Unfounded bomb threats reported in cities across Canada, U.S.
Fake email threats demand $20K US payments in bitcoin
Dozens of bomb threats — all believed to be unfounded — were reported in major cities across Canada and the United States on Thursday. Officials from both countries said they believe the threats — clumsily written emails demanding $20,000 US payments of bitcoin — may have all come from the same source.
Some of the emails had the subject line: "Think Twice."
Police in Toronto said multiple threats were being investigated across the city Thursday afternoon, including one involving the busy downtown King subway station, which was evacuated.
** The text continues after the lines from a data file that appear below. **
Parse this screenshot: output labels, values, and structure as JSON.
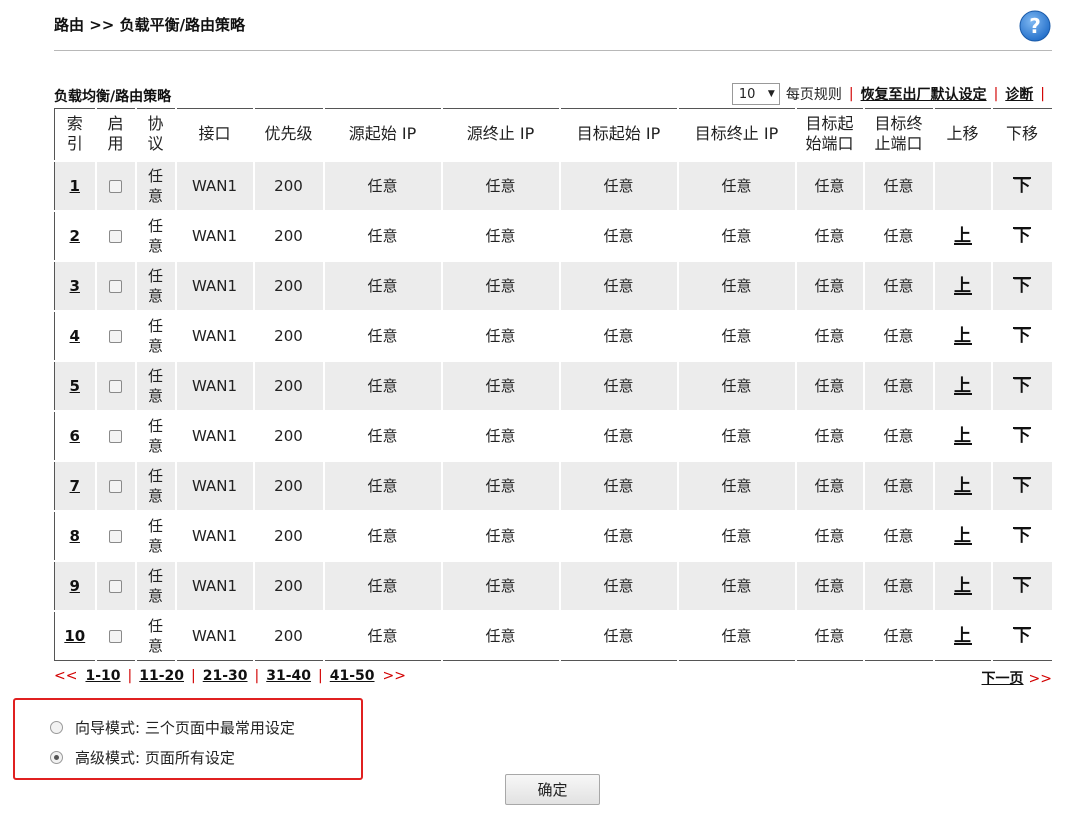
{
  "breadcrumb": "路由 >> 负载平衡/路由策略",
  "section_title": "负载均衡/路由策略",
  "controls": {
    "per_page_value": "10",
    "per_page_label": "每页规则",
    "restore_defaults": "恢复至出厂默认设定",
    "diagnose": "诊断"
  },
  "table": {
    "headers": {
      "index": [
        "索",
        "引"
      ],
      "enable": [
        "启",
        "用"
      ],
      "protocol": [
        "协",
        "议"
      ],
      "interface": "接口",
      "priority": "优先级",
      "src_start_ip": "源起始 IP",
      "src_end_ip": "源终止 IP",
      "dst_start_ip": "目标起始 IP",
      "dst_end_ip": "目标终止 IP",
      "dst_start_port": [
        "目标起",
        "始端口"
      ],
      "dst_end_port": [
        "目标终",
        "止端口"
      ],
      "move_up": "上移",
      "move_down": "下移"
    },
    "rows": [
      {
        "index": "1",
        "enabled": false,
        "protocol": [
          "任",
          "意"
        ],
        "interface": "WAN1",
        "priority": "200",
        "src_start": "任意",
        "src_end": "任意",
        "dst_start": "任意",
        "dst_end": "任意",
        "dport_start": "任意",
        "dport_end": "任意",
        "up": "",
        "down": "下"
      },
      {
        "index": "2",
        "enabled": false,
        "protocol": [
          "任",
          "意"
        ],
        "interface": "WAN1",
        "priority": "200",
        "src_start": "任意",
        "src_end": "任意",
        "dst_start": "任意",
        "dst_end": "任意",
        "dport_start": "任意",
        "dport_end": "任意",
        "up": "上",
        "down": "下"
      },
      {
        "index": "3",
        "enabled": false,
        "protocol": [
          "任",
          "意"
        ],
        "interface": "WAN1",
        "priority": "200",
        "src_start": "任意",
        "src_end": "任意",
        "dst_start": "任意",
        "dst_end": "任意",
        "dport_start": "任意",
        "dport_end": "任意",
        "up": "上",
        "down": "下"
      },
      {
        "index": "4",
        "enabled": false,
        "protocol": [
          "任",
          "意"
        ],
        "interface": "WAN1",
        "priority": "200",
        "src_start": "任意",
        "src_end": "任意",
        "dst_start": "任意",
        "dst_end": "任意",
        "dport_start": "任意",
        "dport_end": "任意",
        "up": "上",
        "down": "下"
      },
      {
        "index": "5",
        "enabled": false,
        "protocol": [
          "任",
          "意"
        ],
        "interface": "WAN1",
        "priority": "200",
        "src_start": "任意",
        "src_end": "任意",
        "dst_start": "任意",
        "dst_end": "任意",
        "dport_start": "任意",
        "dport_end": "任意",
        "up": "上",
        "down": "下"
      },
      {
        "index": "6",
        "enabled": false,
        "protocol": [
          "任",
          "意"
        ],
        "interface": "WAN1",
        "priority": "200",
        "src_start": "任意",
        "src_end": "任意",
        "dst_start": "任意",
        "dst_end": "任意",
        "dport_start": "任意",
        "dport_end": "任意",
        "up": "上",
        "down": "下"
      },
      {
        "index": "7",
        "enabled": false,
        "protocol": [
          "任",
          "意"
        ],
        "interface": "WAN1",
        "priority": "200",
        "src_start": "任意",
        "src_end": "任意",
        "dst_start": "任意",
        "dst_end": "任意",
        "dport_start": "任意",
        "dport_end": "任意",
        "up": "上",
        "down": "下"
      },
      {
        "index": "8",
        "enabled": false,
        "protocol": [
          "任",
          "意"
        ],
        "interface": "WAN1",
        "priority": "200",
        "src_start": "任意",
        "src_end": "任意",
        "dst_start": "任意",
        "dst_end": "任意",
        "dport_start": "任意",
        "dport_end": "任意",
        "up": "上",
        "down": "下"
      },
      {
        "index": "9",
        "enabled": false,
        "protocol": [
          "任",
          "意"
        ],
        "interface": "WAN1",
        "priority": "200",
        "src_start": "任意",
        "src_end": "任意",
        "dst_start": "任意",
        "dst_end": "任意",
        "dport_start": "任意",
        "dport_end": "任意",
        "up": "上",
        "down": "下"
      },
      {
        "index": "10",
        "enabled": false,
        "protocol": [
          "任",
          "意"
        ],
        "interface": "WAN1",
        "priority": "200",
        "src_start": "任意",
        "src_end": "任意",
        "dst_start": "任意",
        "dst_end": "任意",
        "dport_start": "任意",
        "dport_end": "任意",
        "up": "上",
        "down": "下"
      }
    ]
  },
  "pager": {
    "prev_arrows": "<<",
    "pages": [
      "1-10",
      "11-20",
      "21-30",
      "31-40",
      "41-50"
    ],
    "next_arrows": ">>",
    "next_page": "下一页"
  },
  "mode": {
    "wizard_label": "向导模式: 三个页面中最常用设定",
    "wizard_selected": false,
    "advanced_label": "高级模式: 页面所有设定",
    "advanced_selected": true
  },
  "ok_button": "确定",
  "colors": {
    "accent_red": "#d20000",
    "row_stripe": "#ececec",
    "help_icon": "#2b78d4"
  }
}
Service at the station resumed within the hour.
In the Montreal area, police said they responded to threats against at least five businesses.
Police in Ottawa, Winnipeg, Calgary, and Edmonton, as well as smaller cities across the country, all dealt with similar incidents.
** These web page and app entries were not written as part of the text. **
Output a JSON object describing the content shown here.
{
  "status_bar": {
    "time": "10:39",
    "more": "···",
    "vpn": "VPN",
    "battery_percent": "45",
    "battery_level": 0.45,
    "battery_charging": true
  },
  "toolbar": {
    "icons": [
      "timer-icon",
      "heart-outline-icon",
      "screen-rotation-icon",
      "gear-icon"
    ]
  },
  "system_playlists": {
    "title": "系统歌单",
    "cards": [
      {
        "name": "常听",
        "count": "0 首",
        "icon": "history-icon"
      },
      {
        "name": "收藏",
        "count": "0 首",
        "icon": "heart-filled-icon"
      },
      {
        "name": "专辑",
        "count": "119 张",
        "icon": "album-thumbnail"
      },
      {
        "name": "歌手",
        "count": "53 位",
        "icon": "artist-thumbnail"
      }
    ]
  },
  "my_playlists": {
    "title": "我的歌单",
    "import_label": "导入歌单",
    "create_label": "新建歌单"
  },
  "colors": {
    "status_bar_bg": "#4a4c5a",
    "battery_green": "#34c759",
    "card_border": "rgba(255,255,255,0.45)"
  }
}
In British Columbia, the U.S. Consulate in Vancouver said in a statement that it was aware of 15 bomb threats made in the province. Vancouver police said they were also aware of numerous threatening emails received across the city.
In a statement before the threats were deemed to be unfounded, Public Safety Canada advised Canadians to "follow the direction of local law enforcement and to report anything suspicious to them."
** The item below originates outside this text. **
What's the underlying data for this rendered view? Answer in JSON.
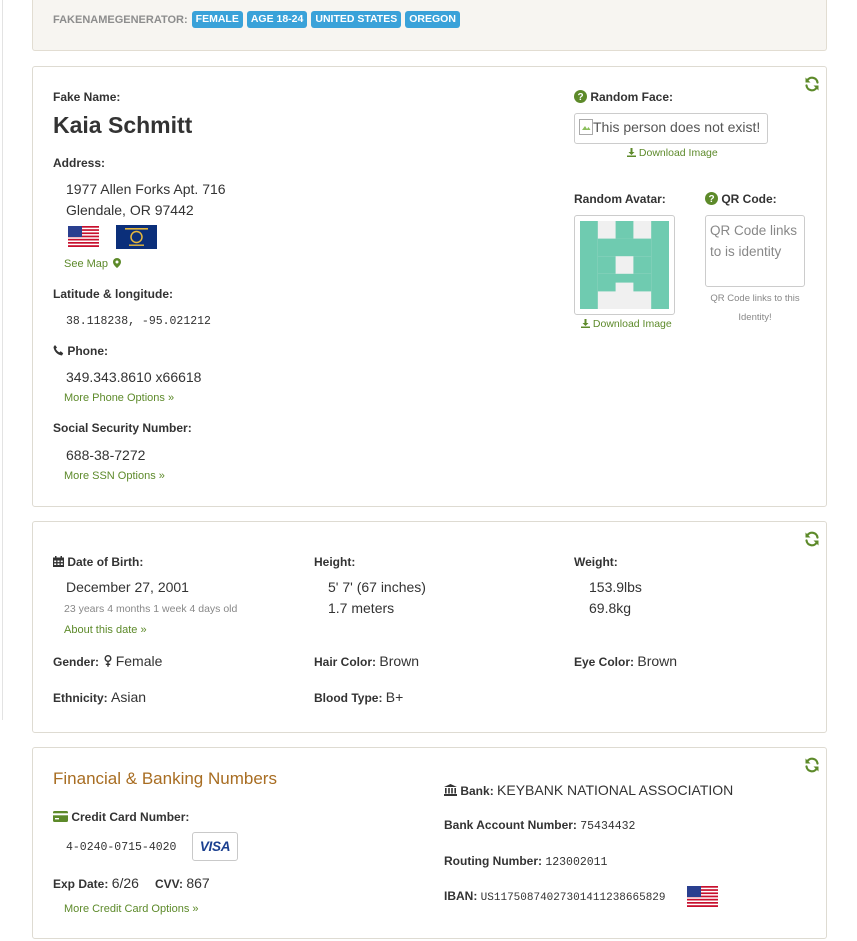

Threats received across U.S.
The threats come on the same day that online bomb threats were received in cities across the U.S.
U.S. authorities said Thursday that threats sent to dozens of schools, universities and other locations appeared to be a hoax.
At this time, it appears that these threats are meant to cause disruption and/or obtain money. We’ll respond to each call regarding these emails to conduct a search but we wanted to share this information so the credibility of these threats can be assessed as likely NOT CREDIBLE.—@NYPDnews
The New York City Police Department said the emailed messages were meant to cause disruption and compel recipients into sending money, and are not considered credible. Officials in Georgia, Louisiana, Alaska, Idaho and Florida also said they believed them to be unfounded.
Some U.S. schools were closed early and others were evacuated because of the threats.
With files from The Associated Press